As your typical WASP Newfoundlander from Conception Bay South, multiculturalism wasn’t something I ever really experienced first hand as a kid.
That’s not to brand myself as insulated or ignorant, just to point out a fact. Kids growing up in my community weren’t exposed to the same notions of diversity in culture or ethnicity triumphed by multiculturalism in the rest of the country.
Put it this way — homogeneity in ethnicity was the name of the game coming up through school. In three years of high school, during which time I went to class alongside 600 other students, the number of people I encountered that couldn’t be classified under the heading of “caucasian” could be counted on one hand.
There was no evidence of diversity, only invisible distinctions cast by Christian denomination. And even then, those were some pretty slight differences.
In fact, throughout my time at Queen Elizabeth Regional High, the closest thing I ever encountered to “visible minority” in any of my classes was Tyler Butler, my lab partner in Grade 10 for Science 1206, who was blind. And even then, he was a WASP, just like me.
Compare that to Carleton University, my new home for the next four years, and the story’s completely different.
For the first time ever, I’m part of the minority in some of my classes. Students at Carleton, like at MUN and other universities, hail from all over the world, and many of the people from Ottawa attending university also have their own unique cultural backgrounds. It’s refreshing, and it contributes to class dynamics and group discussion to have such diversity in culture, opinions and beliefs as a backdrop from which to draw, especially in an academic setting.
One of the ironies of moving away has been that it’s had me thinking a lot about home and realizing just how different my new surroundings at university are compared to my high school back in Conception Bay South.
When I started to juxtapose the realities of both schools against one another and to consider the benefits derived from a multicultural setting reinforced by cohesion and harmony between different cultures, I began to see the effects generated if a school’s level of diversity leaves something to be desired.
Without a culturally diverse presence at school, the same sensitivities for other beliefs and identities aren’t always enforced as they probably would be otherwise. What’s more, ethnic uniformity lends itself to developing a certain naivety and narrowed sensibility with regards to the world we live in, engendering behaviour that wouldn’t be socially acceptable in other parts of the country.

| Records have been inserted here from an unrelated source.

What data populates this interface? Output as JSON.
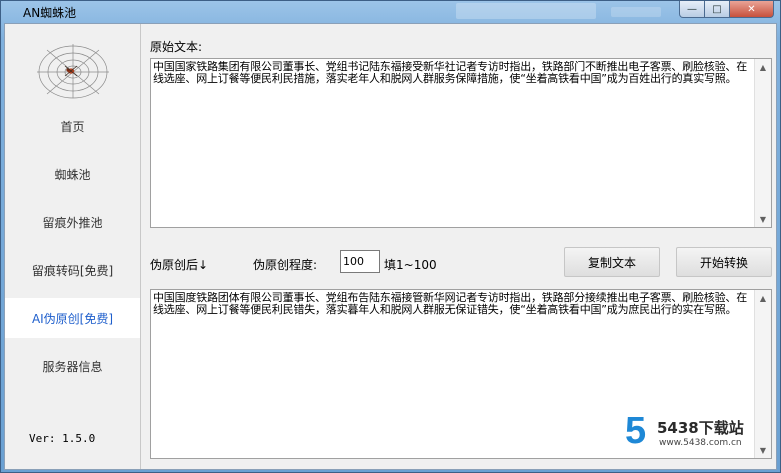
{
  "window": {
    "title": "AN蜘蛛池",
    "controls": {
      "minimize": "—",
      "maximize": "□",
      "close": "✕"
    }
  },
  "sidebar": {
    "items": [
      {
        "label": "首页",
        "active": false
      },
      {
        "label": "蜘蛛池",
        "active": false
      },
      {
        "label": "留痕外推池",
        "active": false
      },
      {
        "label": "留痕转码[免费]",
        "active": false
      },
      {
        "label": "AI伪原创[免费]",
        "active": true
      },
      {
        "label": "服务器信息",
        "active": false
      }
    ],
    "version": "Ver: 1.5.0",
    "accent_color": "#1f5fcc"
  },
  "main": {
    "original_label": "原始文本:",
    "original_text": "中国国家铁路集团有限公司董事长、党组书记陆东福接受新华社记者专访时指出，铁路部门不断推出电子客票、刷脸核验、在线选座、网上订餐等便民利民措施，落实老年人和脱网人群服务保障措施，使“坐着高铁看中国”成为百姓出行的真实写照。",
    "result_label": "伪原创后↓",
    "degree_label": "伪原创程度:",
    "degree_value": "100",
    "degree_hint": "填1~100",
    "copy_button": "复制文本",
    "convert_button": "开始转换",
    "result_text": "中国国度铁路团体有限公司董事长、党组布告陆东福接管新华网记者专访时指出，铁路部分接续推出电子客票、刷脸核验、在线选座、网上订餐等便民利民错失，落实暮年人和脱网人群服无保证错失，使“坐着高铁看中国”成为庶民出行的实在写照。"
  },
  "watermark": {
    "logo": "5",
    "title": "5438下载站",
    "url": "www.5438.com.cn"
  }
}
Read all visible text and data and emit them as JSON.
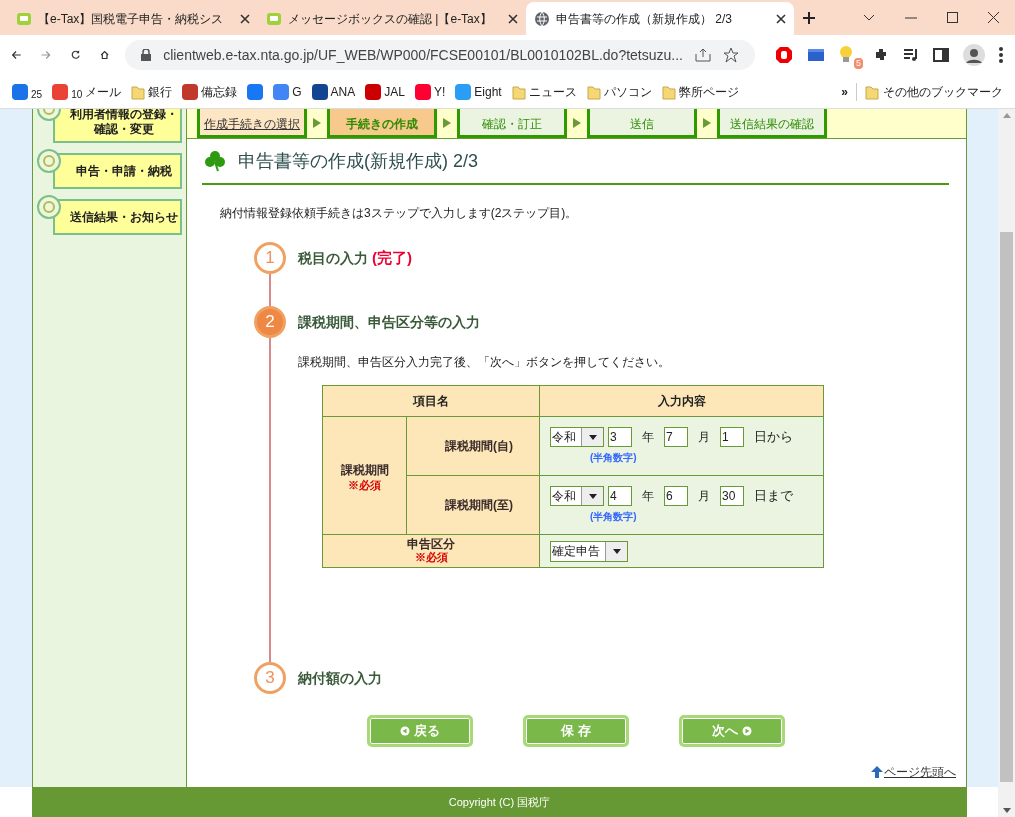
{
  "browser": {
    "tabs": [
      {
        "title": "【e-Tax】国税電子申告・納税シス",
        "kind": "site",
        "selected": false
      },
      {
        "title": "メッセージボックスの確認 |【e-Tax】",
        "kind": "site",
        "selected": false
      },
      {
        "title": "申告書等の作成（新規作成） 2/3",
        "kind": "page",
        "selected": true
      }
    ],
    "address": "clientweb.e-tax.nta.go.jp/UF_WEB/WP000/FCSE00101/BL0010102BL.do?tetsuzu...",
    "extension_badge": "5",
    "bookmarks": [
      {
        "kind": "site",
        "badge": "25",
        "color": "#1a73e8"
      },
      {
        "kind": "site",
        "badge": "10",
        "label": "メール",
        "color": "#ea4335"
      },
      {
        "kind": "folder",
        "label": "銀行"
      },
      {
        "kind": "site",
        "label": "備忘録",
        "color": "#c0392b"
      },
      {
        "kind": "site",
        "color": "#1877f2"
      },
      {
        "kind": "site",
        "label": "G",
        "color": "#4285f4"
      },
      {
        "kind": "site",
        "label": "ANA",
        "color": "#13448f"
      },
      {
        "kind": "site",
        "label": "JAL",
        "color": "#cc0000"
      },
      {
        "kind": "site",
        "label": "Y!",
        "color": "#ff0033"
      },
      {
        "kind": "site",
        "label": "Eight",
        "color": "#2a9df4"
      },
      {
        "kind": "folder",
        "label": "ニュース"
      },
      {
        "kind": "folder",
        "label": "パソコン"
      },
      {
        "kind": "folder",
        "label": "弊所ページ"
      }
    ],
    "more": "»",
    "other_bookmarks": "その他のブックマーク"
  },
  "sidebar": {
    "items": [
      {
        "label": "利用者情報の登録・確認・変更"
      },
      {
        "label": "申告・申請・納税"
      },
      {
        "label": "送信結果・お知らせ"
      }
    ]
  },
  "progress": [
    {
      "label": "作成手続きの選択",
      "completed": true,
      "selected": false
    },
    {
      "label": "手続きの作成",
      "completed": false,
      "selected": true
    },
    {
      "label": "確認・訂正",
      "completed": false,
      "selected": false
    },
    {
      "label": "送信",
      "completed": false,
      "selected": false
    },
    {
      "label": "送信結果の確認",
      "completed": false,
      "selected": false
    }
  ],
  "title": "申告書等の作成(新規作成) 2/3",
  "intro": "納付情報登録依頼手続きは3ステップで入力します(2ステップ目)。",
  "steps": [
    {
      "number": "1",
      "title": "税目の入力",
      "status_text": "(完了)",
      "active": false
    },
    {
      "number": "2",
      "title": "課税期間、申告区分等の入力",
      "active": true,
      "instruction": "課税期間、申告区分入力完了後、「次へ」ボタンを押してください。",
      "table": {
        "headers": [
          "項目名",
          "入力内容"
        ],
        "group": {
          "label": "課税期間",
          "required": "※必須",
          "rows": [
            {
              "label": "課税期間(自)",
              "era": "令和",
              "year": "3",
              "year_unit": "年",
              "month": "7",
              "month_unit": "月",
              "day": "1",
              "day_unit": "日から",
              "hint": "(半角数字)"
            },
            {
              "label": "課税期間(至)",
              "era": "令和",
              "year": "4",
              "year_unit": "年",
              "month": "6",
              "month_unit": "月",
              "day": "30",
              "day_unit": "日まで",
              "hint": "(半角数字)"
            }
          ]
        },
        "kubun": {
          "label": "申告区分",
          "required": "※必須",
          "value": "確定申告"
        }
      }
    },
    {
      "number": "3",
      "title": "納付額の入力",
      "active": false
    }
  ],
  "buttons": [
    {
      "label": "戻る",
      "kind": "back"
    },
    {
      "label": "保 存",
      "kind": "plain"
    },
    {
      "label": "次へ",
      "kind": "next"
    }
  ],
  "page_top": "ページ先頭へ",
  "footer": "Copyright (C) 国税庁"
}
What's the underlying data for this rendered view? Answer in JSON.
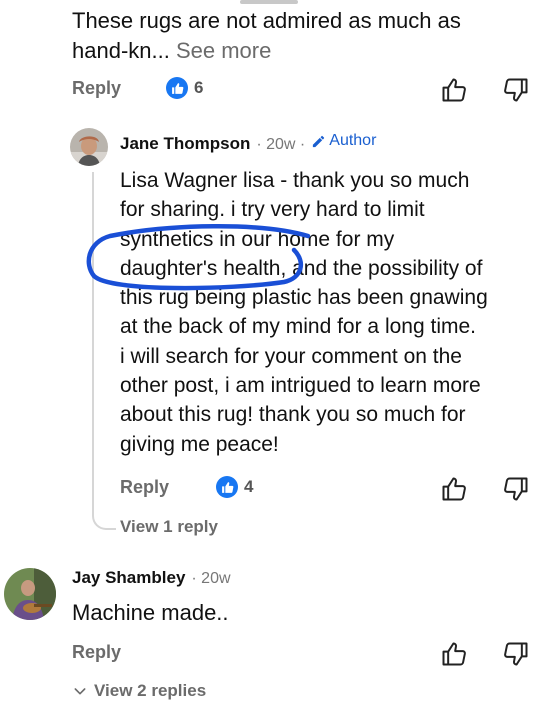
{
  "comment1": {
    "text": "These rugs are not admired as much as hand-kn...",
    "see_more": "See more",
    "reply": "Reply",
    "likes": "6"
  },
  "reply1": {
    "name": "Jane Thompson",
    "time": "· 20w ·",
    "author": "Author",
    "lines": [
      "Lisa Wagner lisa - thank you so much",
      "for sharing. i try very hard to limit",
      "synthetics in our home for my",
      "daughter's health, and the possibility of",
      "this rug being plastic has been gnawing",
      "at the back of my mind for a long time.",
      "i will search for your comment on the",
      "other post, i am intrigued to learn more",
      "about this rug! thank you so much for",
      "giving me peace!"
    ],
    "reply": "Reply",
    "likes": "4",
    "view_replies": "View 1 reply"
  },
  "comment2": {
    "name": "Jay Shambley",
    "time": "· 20w",
    "text": "Machine made..",
    "reply": "Reply",
    "view_replies": "View 2 replies"
  },
  "colors": {
    "like_blue": "#1877f2",
    "author_blue": "#1a5fd0",
    "highlight_ink": "#1a4fd6"
  }
}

With a more balanced student population, words like “fag,” “pak” and “nigger,” used colloquially at schools, would undoubtedly be used less, maybe even not at all. There would be a greater understanding and empathy for others — plain and simple.
That being said, for my high school, and for most schools in the metro area, the lack of diversity is rooted in the fact that Holy Heart of Mary High School administers the region’s only high school English as a second language (ESL) program. This has served to funnel most foreign students into that school, effectively maintaining current low levels of diversity in ethnicity and culture in other St. John’s-area schools for years.
That is, of course, not to say that Holy Heart’s ESL courses are unilaterally to blame for other schools’ lack of diversity, because when it comes down to it, no one is really. It would be naïve to think that St. John’s and its surrounding areas come close to achieving the same levels of multiculturalism as much more diverse cities like Toronto or Ottawa in the first place.
But while it may just boil down to demographics, it is a pity that students from our province could miss out on a balanced perspective and worldview because of community environments way less diverse than other parts of the country.
Patrick Butler, who’s from Conception Bay South, is enrolled in the journalism
program at Carleton University.
He can be reached by email